▶ _Exercise_: Report how many lines below contain the word "this", giving the number and no other words.

▶ _Records supplied_:

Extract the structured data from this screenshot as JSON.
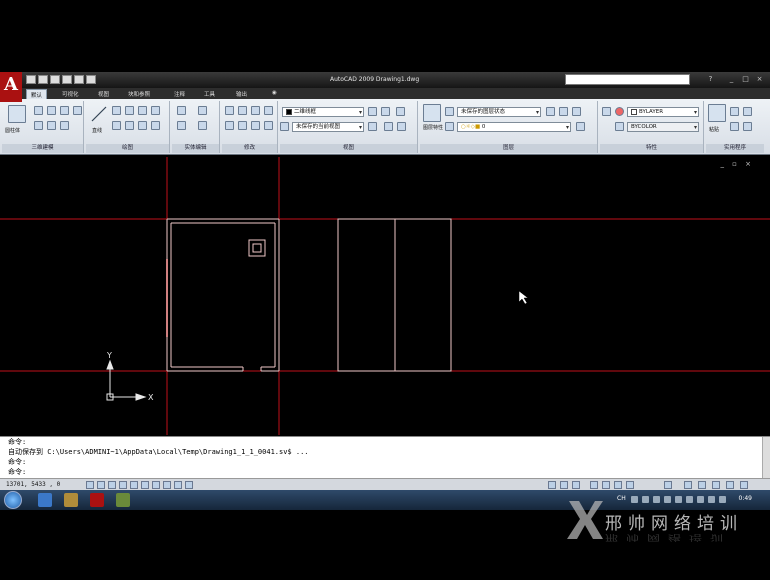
{
  "window": {
    "title": "AutoCAD 2009  Drawing1.dwg",
    "controls": [
      "_",
      "□",
      "×"
    ]
  },
  "tabs": [
    {
      "label": "默认",
      "active": true
    },
    {
      "label": "可视化",
      "active": false
    },
    {
      "label": "视图",
      "active": false
    },
    {
      "label": "块和参照",
      "active": false
    },
    {
      "label": "注释",
      "active": false
    },
    {
      "label": "工具",
      "active": false
    },
    {
      "label": "输出",
      "active": false
    }
  ],
  "ribbon": {
    "panels": [
      {
        "label": "三维建模",
        "tool": "圆柱体"
      },
      {
        "label": "绘图",
        "tool": "直线"
      },
      {
        "label": "实体编辑"
      },
      {
        "label": "修改"
      },
      {
        "label": "视图",
        "visual_style": "二维线框",
        "saved_view": "未保存的当前视图"
      },
      {
        "label": "图层",
        "layer_state": "未保存的图层状态",
        "current_layer": "0",
        "tool": "图层特性"
      },
      {
        "label": "特性",
        "color": "BYLAYER",
        "linetype": "BYCOLOR"
      },
      {
        "label": "实用程序",
        "tool": "粘贴"
      }
    ]
  },
  "viewport_controls": "_ ▫ ×",
  "ucs": {
    "x_label": "X",
    "y_label": "Y"
  },
  "command_line": {
    "lines": [
      "命令:",
      "自动保存到 C:\\Users\\ADMINI~1\\AppData\\Local\\Temp\\Drawing1_1_1_0041.sv$ ...",
      "命令:",
      "命令:"
    ]
  },
  "status": {
    "coords": "13701, 5433 , 0"
  },
  "taskbar": {
    "lang": "CH",
    "clock": "0:49"
  },
  "watermark": {
    "text": "邢帅网络培训"
  },
  "colors": {
    "guide_line": "#c0101a",
    "geometry": "#f0c8c8",
    "ribbon_bg": "#e3e9ef"
  }
}
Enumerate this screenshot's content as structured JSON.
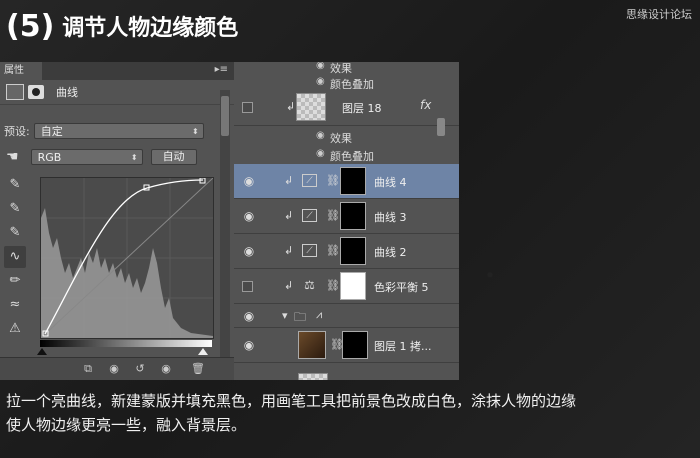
{
  "title": {
    "number": "(5)",
    "text": "调节人物边缘颜色"
  },
  "watermark": "思缘设计论坛",
  "properties": {
    "tab": "属性",
    "header_label": "曲线",
    "preset_label": "预设:",
    "preset_value": "自定",
    "channel_value": "RGB",
    "auto_button": "自动"
  },
  "layers": {
    "top_effect": "效果",
    "top_color_overlay": "颜色叠加",
    "layer18": "图层 18",
    "layer18_effect": "效果",
    "layer18_overlay": "颜色叠加",
    "fx": "fx",
    "curves4": "曲线 4",
    "curves3": "曲线 3",
    "curves2": "曲线 2",
    "color_balance": "色彩平衡 5",
    "layer1copy": "图层 1 拷..."
  },
  "caption": {
    "line1": "拉一个亮曲线，新建蒙版并填充黑色，用画笔工具把前景色改成白色，涂抹人物的边缘",
    "line2": "使人物边缘更亮一些，融入背景层。"
  }
}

▶ _Task answer_: 2